As she settles in, Coleman isn’t ready to discuss her vision for the organization just yet, but she said she hopes to honor the city’s history while considering today’s social climate. today.
“We will honor [the history] but then make sure to consider the context, to consider that it’s 2022 and we’re hoping to come out of a pandemic and have a keen awareness that during those years the social unrest that has taken place in our community strongly impacted the art sector,” she said.
Coleman succeeds Garvin, who recently left the organization when his family left the area. For the past 23 years, Garvin served as director of education and vice president of programs at Maryland Hall before being promoted to chief creative and operations officer in 2017, then executive director.
“Emily Garvin was an incredible and dedicated arts professional for so many years at Maryland Hall,” Mayer said. “She went above and beyond in helping guide us through COVID.”
With Coleman in the fold, Mayer said she can’t wait to see more people in the halls and fill the old school theater and classrooms. She also hopes to continue some of the outdoor programs developed during the pandemic.
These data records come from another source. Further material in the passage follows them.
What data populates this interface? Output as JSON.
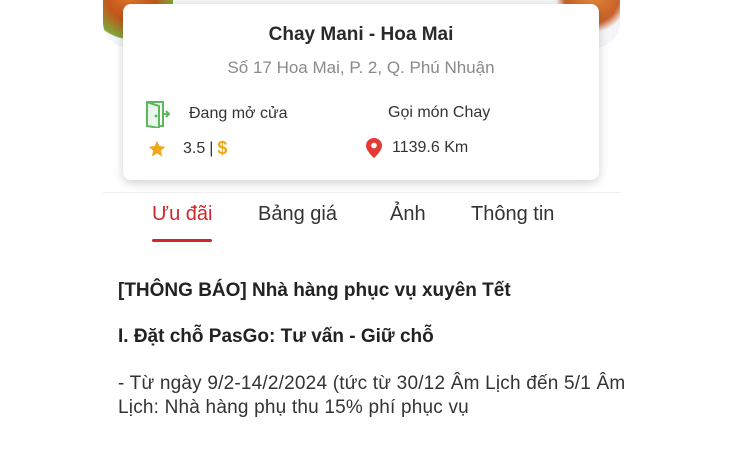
{
  "restaurant": {
    "name": "Chay Mani - Hoa Mai",
    "address": "Số 17 Hoa Mai, P. 2, Q. Phú Nhuận",
    "status": "Đang mở cửa",
    "category": "Gọi món Chay",
    "rating": "3.5",
    "rating_separator": "|",
    "price_symbol": "$",
    "distance": "1139.6 Km"
  },
  "icons": {
    "status": "door-open-icon",
    "rating": "star-icon",
    "distance": "map-pin-icon"
  },
  "tabs": [
    {
      "label": "Ưu đãi",
      "active": true
    },
    {
      "label": "Bảng giá",
      "active": false
    },
    {
      "label": "Ảnh",
      "active": false
    },
    {
      "label": "Thông tin",
      "active": false
    }
  ],
  "content": {
    "announcement": "[THÔNG BÁO] Nhà hàng phục vụ xuyên Tết",
    "section_title": "I. Đặt chỗ PasGo: Tư vấn - Giữ chỗ",
    "paragraph": "- Từ ngày 9/2-14/2/2024 (tức từ 30/12 Âm Lịch đến 5/1 Âm Lịch: Nhà hàng phụ thu 15% phí phục vụ"
  },
  "colors": {
    "accent": "#d0262c",
    "door_icon": "#5cb85c",
    "star": "#f2a71b",
    "pin": "#e53935"
  }
}
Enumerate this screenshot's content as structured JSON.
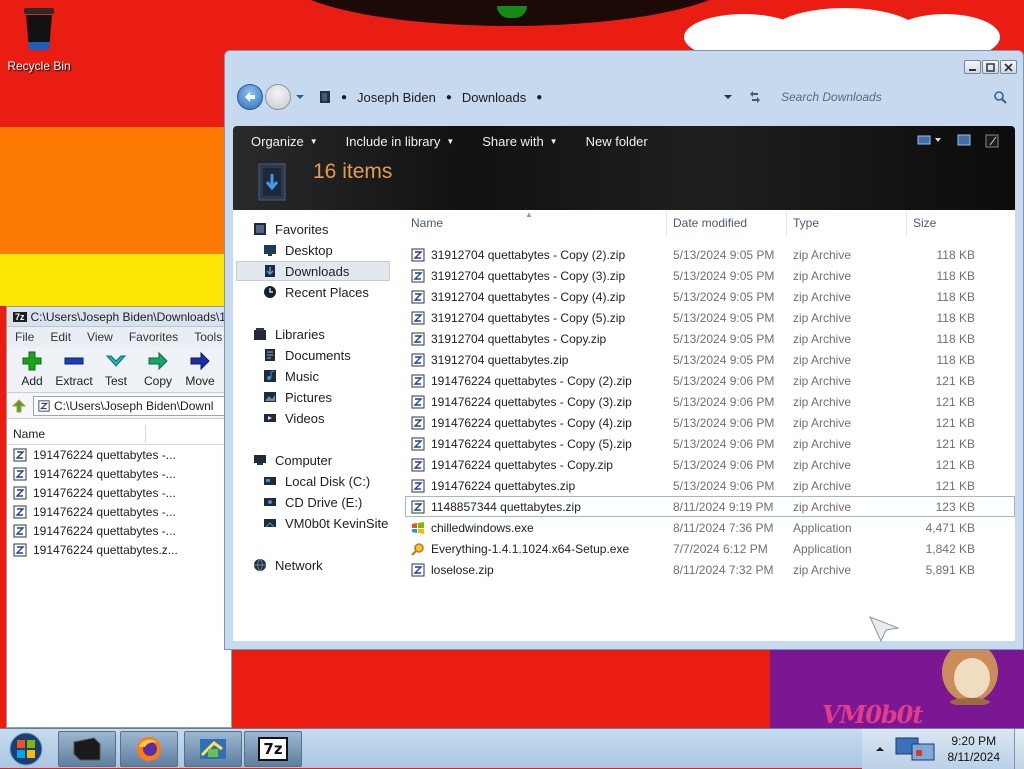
{
  "desktop": {
    "recycle_bin_label": "Recycle Bin",
    "wallpaper_text": "VM0b0t"
  },
  "sevenzip": {
    "title": "C:\\Users\\Joseph Biden\\Downloads\\1",
    "logo": "7z",
    "menu": [
      "File",
      "Edit",
      "View",
      "Favorites",
      "Tools"
    ],
    "tools": [
      "Add",
      "Extract",
      "Test",
      "Copy",
      "Move"
    ],
    "path": "C:\\Users\\Joseph Biden\\Downl",
    "column_name": "Name",
    "rows": [
      "191476224 quettabytes -...",
      "191476224 quettabytes -...",
      "191476224 quettabytes -...",
      "191476224 quettabytes -...",
      "191476224 quettabytes -...",
      "191476224 quettabytes.z..."
    ]
  },
  "explorer": {
    "breadcrumb": [
      "Joseph Biden",
      "Downloads"
    ],
    "search_placeholder": "Search Downloads",
    "commands": [
      "Organize",
      "Include in library",
      "Share with",
      "New folder"
    ],
    "items_count": "16 items",
    "nav": {
      "favorites": "Favorites",
      "desktop": "Desktop",
      "downloads": "Downloads",
      "recent_places": "Recent Places",
      "libraries": "Libraries",
      "documents": "Documents",
      "music": "Music",
      "pictures": "Pictures",
      "videos": "Videos",
      "computer": "Computer",
      "local_disk": "Local Disk (C:)",
      "cd_drive": "CD Drive (E:)",
      "kevinsite": "VM0b0t KevinSite",
      "network": "Network"
    },
    "columns": {
      "name": "Name",
      "date": "Date modified",
      "type": "Type",
      "size": "Size"
    },
    "files": [
      {
        "name": "31912704 quettabytes - Copy (2).zip",
        "date": "5/13/2024 9:05 PM",
        "type": "zip Archive",
        "size": "118 KB",
        "icon": "zip-icon"
      },
      {
        "name": "31912704 quettabytes - Copy (3).zip",
        "date": "5/13/2024 9:05 PM",
        "type": "zip Archive",
        "size": "118 KB",
        "icon": "zip-icon"
      },
      {
        "name": "31912704 quettabytes - Copy (4).zip",
        "date": "5/13/2024 9:05 PM",
        "type": "zip Archive",
        "size": "118 KB",
        "icon": "zip-icon"
      },
      {
        "name": "31912704 quettabytes - Copy (5).zip",
        "date": "5/13/2024 9:05 PM",
        "type": "zip Archive",
        "size": "118 KB",
        "icon": "zip-icon"
      },
      {
        "name": "31912704 quettabytes - Copy.zip",
        "date": "5/13/2024 9:05 PM",
        "type": "zip Archive",
        "size": "118 KB",
        "icon": "zip-icon"
      },
      {
        "name": "31912704 quettabytes.zip",
        "date": "5/13/2024 9:05 PM",
        "type": "zip Archive",
        "size": "118 KB",
        "icon": "zip-icon"
      },
      {
        "name": "191476224 quettabytes - Copy (2).zip",
        "date": "5/13/2024 9:06 PM",
        "type": "zip Archive",
        "size": "121 KB",
        "icon": "zip-icon"
      },
      {
        "name": "191476224 quettabytes - Copy (3).zip",
        "date": "5/13/2024 9:06 PM",
        "type": "zip Archive",
        "size": "121 KB",
        "icon": "zip-icon"
      },
      {
        "name": "191476224 quettabytes - Copy (4).zip",
        "date": "5/13/2024 9:06 PM",
        "type": "zip Archive",
        "size": "121 KB",
        "icon": "zip-icon"
      },
      {
        "name": "191476224 quettabytes - Copy (5).zip",
        "date": "5/13/2024 9:06 PM",
        "type": "zip Archive",
        "size": "121 KB",
        "icon": "zip-icon"
      },
      {
        "name": "191476224 quettabytes - Copy.zip",
        "date": "5/13/2024 9:06 PM",
        "type": "zip Archive",
        "size": "121 KB",
        "icon": "zip-icon"
      },
      {
        "name": "191476224 quettabytes.zip",
        "date": "5/13/2024 9:06 PM",
        "type": "zip Archive",
        "size": "121 KB",
        "icon": "zip-icon"
      },
      {
        "name": "1148857344 quettabytes.zip",
        "date": "8/11/2024 9:19 PM",
        "type": "zip Archive",
        "size": "123 KB",
        "icon": "zip-icon",
        "focused": true
      },
      {
        "name": "chilledwindows.exe",
        "date": "8/11/2024 7:36 PM",
        "type": "Application",
        "size": "4,471 KB",
        "icon": "windows-flag-icon"
      },
      {
        "name": "Everything-1.4.1.1024.x64-Setup.exe",
        "date": "7/7/2024 6:12 PM",
        "type": "Application",
        "size": "1,842 KB",
        "icon": "magnifier-icon"
      },
      {
        "name": "loselose.zip",
        "date": "8/11/2024 7:32 PM",
        "type": "zip Archive",
        "size": "5,891 KB",
        "icon": "zip-icon"
      }
    ]
  },
  "taskbar": {
    "time": "9:20 PM",
    "date": "8/11/2024",
    "sevenzip_label": "7z"
  },
  "colors": {
    "accent_orange": "#e39c51",
    "desktop_red": "#ea1d12",
    "desktop_orange": "#fd7a05",
    "desktop_yellow": "#fde606"
  }
}
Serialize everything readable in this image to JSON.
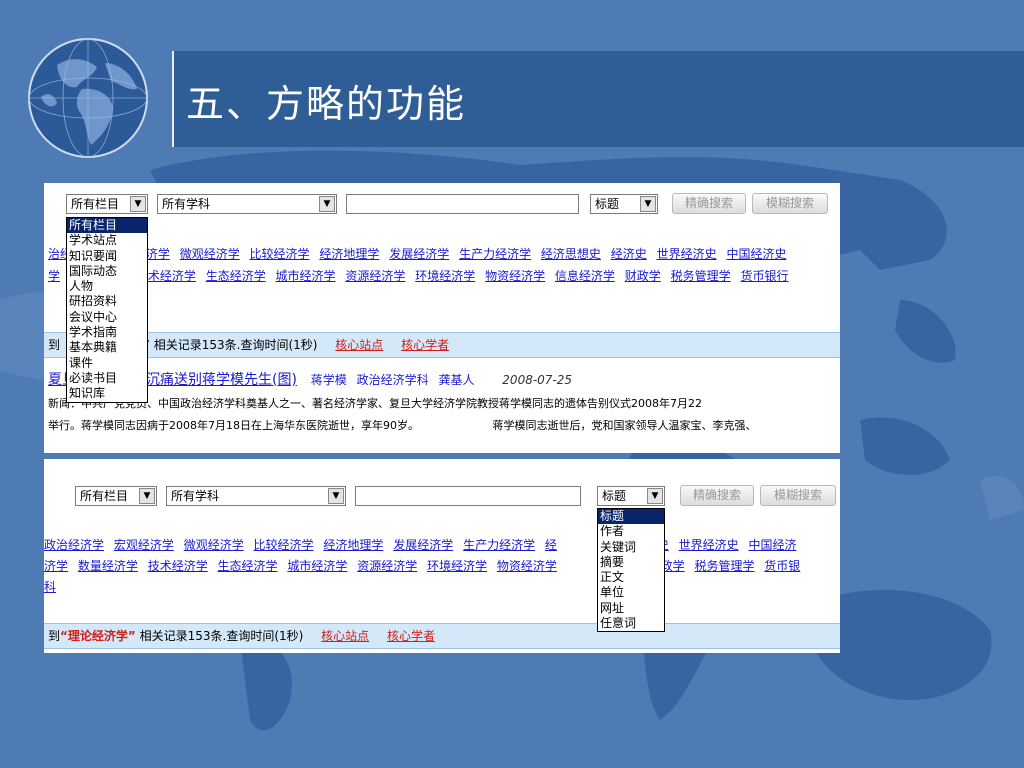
{
  "slide_title": "五、方略的功能",
  "shot1": {
    "column_select": "所有栏目",
    "subject_select": "所有学科",
    "field_select": "标题",
    "exact_button": "精确搜索",
    "fuzzy_button": "模糊搜索",
    "link_row1": [
      "治经",
      "济学",
      "微观经济学",
      "比较经济学",
      "经济地理学",
      "发展经济学",
      "生产力经济学",
      "经济思想史",
      "经济史",
      "世界经济史",
      "中国经济史"
    ],
    "link_row2": [
      "学",
      "技术经济学",
      "生态经济学",
      "城市经济学",
      "资源经济学",
      "环境经济学",
      "物资经济学",
      "信息经济学",
      "财政学",
      "税务管理学",
      "货币银行"
    ],
    "bar_prefix": "到",
    "bar_quote_close": "”",
    "bar_text": "相关记录153条.查询时间(1秒)",
    "bar_link1": "核心站点",
    "bar_link2": "核心学者",
    "result_title_prefix": "夏旦",
    "result_title": "沉痛送别蒋学模先生(图)",
    "result_author": "蒋学模",
    "result_subject": "政治经济学科",
    "result_editor": "龚基人",
    "result_date": "2008-07-25",
    "snippet1": "新闻：中共产党党员、中国政治经济学科奠基人之一、著名经济学家、复旦大学经济学院教授蒋学模同志的遗体告别仪式2008年7月22",
    "snippet2": "举行。蒋学模同志因病于2008年7月18日在上海华东医院逝世，享年90岁。",
    "snippet2b": "蒋学模同志逝世后，党和国家领导人温家宝、李克强、",
    "dropdown": [
      "所有栏目",
      "学术站点",
      "知识要闻",
      "国际动态",
      "人物",
      "研招资料",
      "会议中心",
      "学术指南",
      "基本典籍",
      "课件",
      "必读书目",
      "知识库"
    ]
  },
  "shot2": {
    "column_select": "所有栏目",
    "subject_select": "所有学科",
    "field_select": "标题",
    "exact_button": "精确搜索",
    "fuzzy_button": "模糊搜索",
    "link_row1": [
      "政治经济学",
      "宏观经济学",
      "微观经济学",
      "比较经济学",
      "经济地理学",
      "发展经济学",
      "生产力经济学",
      "经",
      "济史",
      "世界经济史",
      "中国经济"
    ],
    "link_row2": [
      "济学",
      "数量经济学",
      "技术经济学",
      "生态经济学",
      "城市经济学",
      "资源经济学",
      "环境经济学",
      "物资经济学",
      "学",
      "财政学",
      "税务管理学",
      "货币银"
    ],
    "link_row3": "科",
    "bar_prefix": "到",
    "bar_keyword": "“理论经济学”",
    "bar_text": "相关记录153条.查询时间(1秒)",
    "bar_link1": "核心站点",
    "bar_link2": "核心学者",
    "dropdown": [
      "标题",
      "作者",
      "关键词",
      "摘要",
      "正文",
      "单位",
      "网址",
      "任意词"
    ]
  }
}
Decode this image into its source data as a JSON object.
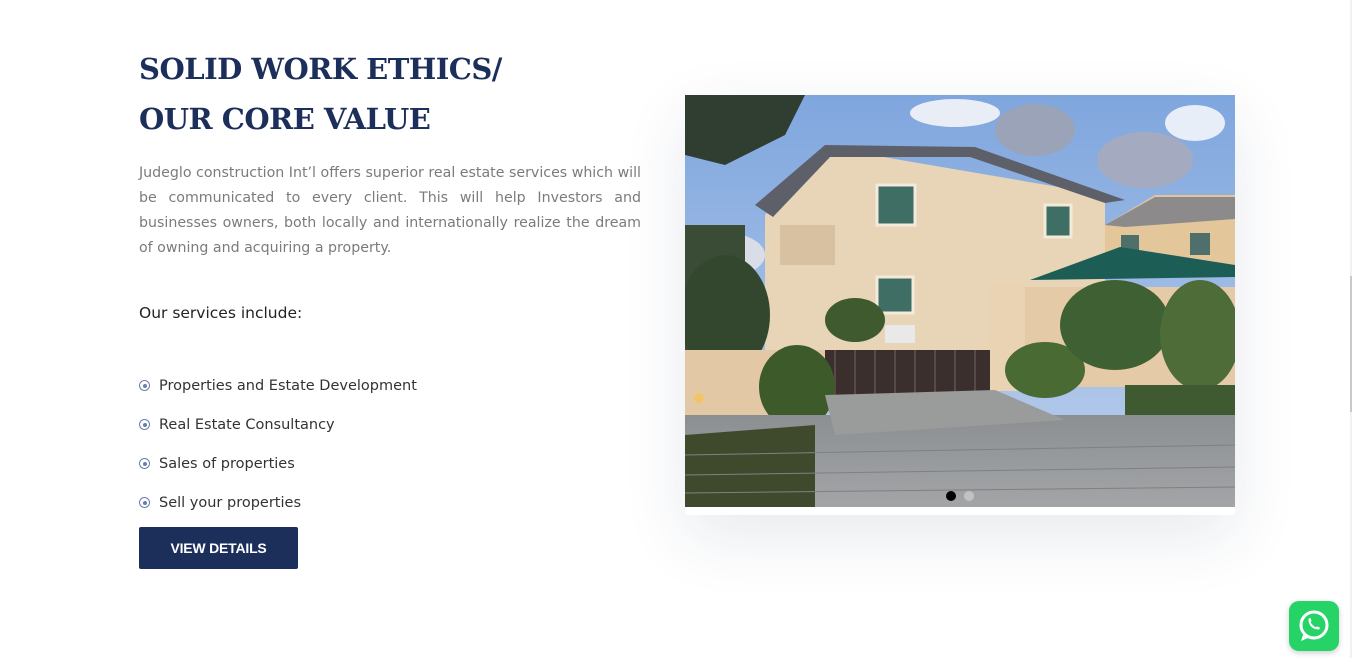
{
  "heading": {
    "line1": "SOLID WORK ETHICS/",
    "line2": "OUR CORE VALUE"
  },
  "intro": "Judeglo construction Int’l offers superior real estate services which will be communicated to every client. This will help Investors and businesses owners, both locally and internationally realize the dream of owning and acquiring a property.",
  "services": {
    "title": "Our services include:",
    "items": [
      {
        "label": "Properties and Estate Development",
        "icon": "target-bullet-icon"
      },
      {
        "label": "Real Estate Consultancy",
        "icon": "target-bullet-icon"
      },
      {
        "label": "Sales of properties",
        "icon": "target-bullet-icon"
      },
      {
        "label": "Sell your properties",
        "icon": "target-bullet-icon"
      }
    ]
  },
  "cta": {
    "label": "VIEW DETAILS"
  },
  "slider": {
    "active_slide": 1,
    "slide_count": 2,
    "image": "house-photo"
  },
  "whatsapp": {
    "icon": "whatsapp-icon"
  },
  "colors": {
    "primary": "#1c2f5b",
    "body_text": "#7b7b7b",
    "whatsapp": "#25d366"
  }
}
“All the things I loved about Maryland Hall because I’ve been involved with it for almost 30 years,” Mayer said. “Everyone is on board to resume the hard work of fulfilling our Art for All mission.”